[Saved entries]
··········

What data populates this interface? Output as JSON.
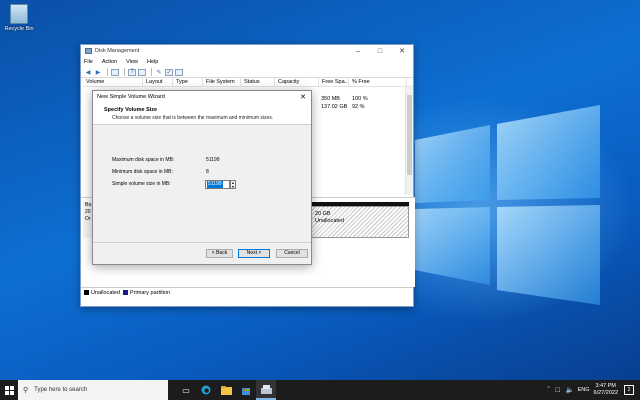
{
  "desktop": {
    "recycle_bin_label": "Recycle Bin"
  },
  "disk_management": {
    "title": "Disk Management",
    "menu": [
      "File",
      "Action",
      "View",
      "Help"
    ],
    "columns": [
      "Volume",
      "Layout",
      "Type",
      "File System",
      "Status",
      "Capacity",
      "Free Spa...",
      "% Free"
    ],
    "rows": [
      {
        "free": "350 MB",
        "pct": "100 %"
      },
      {
        "free": "137.02 GB",
        "pct": "92 %"
      }
    ],
    "disk_label_lines": [
      "Ba",
      "20",
      "Or"
    ],
    "unallocated_size": "20 GB",
    "unallocated_label": "Unallocated",
    "legend": {
      "unallocated": "Unallocated",
      "primary": "Primary partition"
    }
  },
  "wizard": {
    "title": "New Simple Volume Wizard",
    "heading": "Specify Volume Size",
    "subheading": "Choose a volume size that is between the maximum and minimum sizes.",
    "max_label": "Maximum disk space in MB:",
    "max_value": "51199",
    "min_label": "Minimum disk space in MB:",
    "min_value": "8",
    "size_label": "Simple volume size in MB:",
    "size_value": "51199",
    "back_label": "< Back",
    "next_label": "Next >",
    "cancel_label": "Cancel"
  },
  "taskbar": {
    "search_placeholder": "Type here to search",
    "language": "ENG",
    "time": "3:47 PM",
    "date": "6/27/2022",
    "notification_count": "2"
  },
  "colors": {
    "accent": "#0078d7",
    "taskbar": "#1c1c1c",
    "desktop": "#0b5fc0"
  }
}
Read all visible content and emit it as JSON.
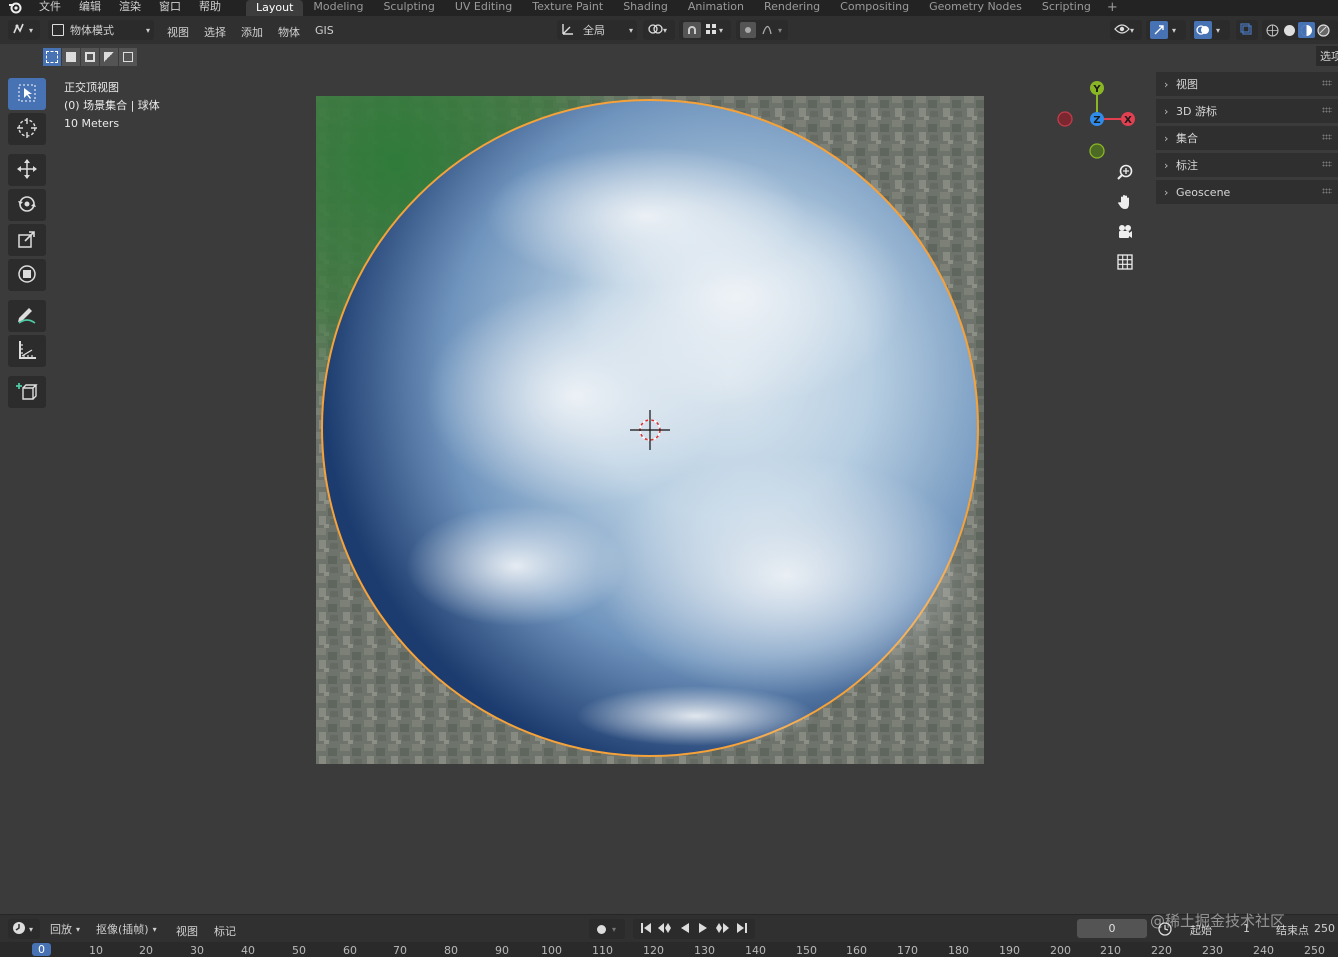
{
  "topbar": {
    "menus": [
      "文件",
      "编辑",
      "渲染",
      "窗口",
      "帮助"
    ],
    "workspaces": [
      "Layout",
      "Modeling",
      "Sculpting",
      "UV Editing",
      "Texture Paint",
      "Shading",
      "Animation",
      "Rendering",
      "Compositing",
      "Geometry Nodes",
      "Scripting"
    ],
    "active_workspace": "Layout",
    "add_tab": "+"
  },
  "header": {
    "mode": "物体模式",
    "menus": [
      "视图",
      "选择",
      "添加",
      "物体",
      "GIS"
    ],
    "orientation": "全局"
  },
  "viewport": {
    "view_name": "正交顶视图",
    "collection": "(0) 场景集合 | 球体",
    "scale": "10 Meters",
    "colors": {
      "selection_outline": "#f5a23a",
      "active_tool": "#4772b3"
    }
  },
  "gizmo": {
    "x": "X",
    "y": "Y",
    "z": "Z"
  },
  "npanel": {
    "tab_label": "选项",
    "sections": [
      "视图",
      "3D 游标",
      "集合",
      "标注",
      "Geoscene"
    ]
  },
  "timeline": {
    "menus": [
      "回放",
      "抠像(插帧)",
      "视图",
      "标记"
    ],
    "current_frame": "0",
    "start_label": "起始",
    "start_value": "1",
    "end_label": "结束点",
    "end_value": "250",
    "ruler": [
      "0",
      "10",
      "20",
      "30",
      "40",
      "50",
      "60",
      "70",
      "80",
      "90",
      "100",
      "110",
      "120",
      "130",
      "140",
      "150",
      "160",
      "170",
      "180",
      "190",
      "200",
      "210",
      "220",
      "230",
      "240",
      "250"
    ]
  },
  "watermark": "@稀土掘金技术社区"
}
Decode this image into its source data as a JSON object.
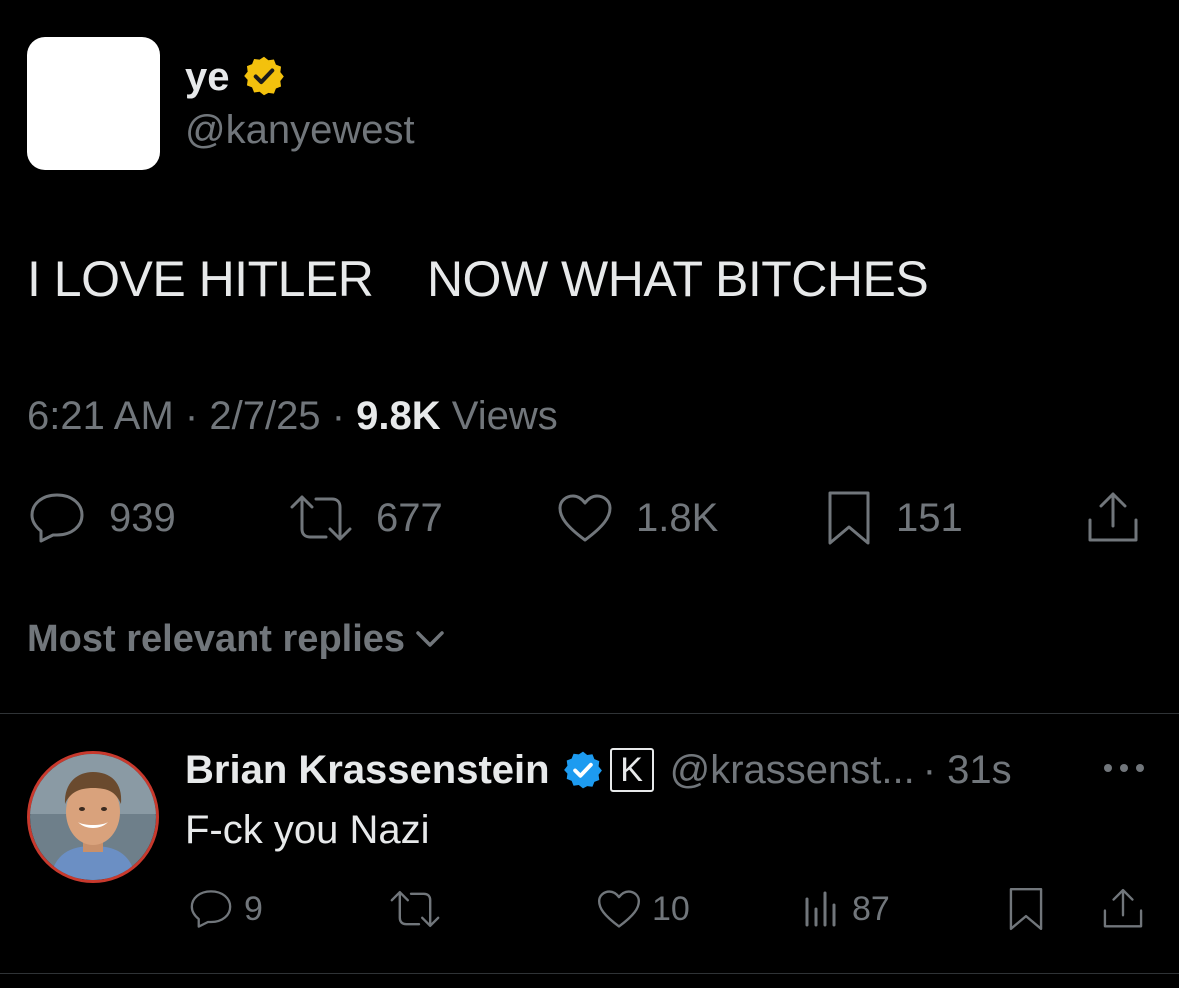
{
  "tweet": {
    "author_name": "ye",
    "author_handle": "@kanyewest",
    "text": "I LOVE HITLER    NOW WHAT BITCHES",
    "time": "6:21 AM",
    "date": "2/7/25",
    "views_count": "9.8K",
    "views_label": "Views",
    "separator": "·",
    "verified_color": "#f3c10d",
    "actions": {
      "replies": "939",
      "retweets": "677",
      "likes": "1.8K",
      "bookmarks": "151"
    }
  },
  "replies_section": {
    "label": "Most relevant replies"
  },
  "reply": {
    "author_name": "Brian Krassenstein",
    "author_handle": "@krassenst...",
    "time": "· 31s",
    "affiliate_letter": "K",
    "text": "F-ck you Nazi",
    "verified_color": "#1d9bf0",
    "actions": {
      "replies": "9",
      "likes": "10",
      "views": "87"
    }
  },
  "colors": {
    "background": "#000000",
    "text_primary": "#e7e9ea",
    "text_muted": "#71767b",
    "divider": "#2f3336"
  }
}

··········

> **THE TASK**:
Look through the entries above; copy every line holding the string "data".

> **RESPONSE BOX**:
What data populates this interface? Output as JSON.
Decode this image into its source data as a JSON object.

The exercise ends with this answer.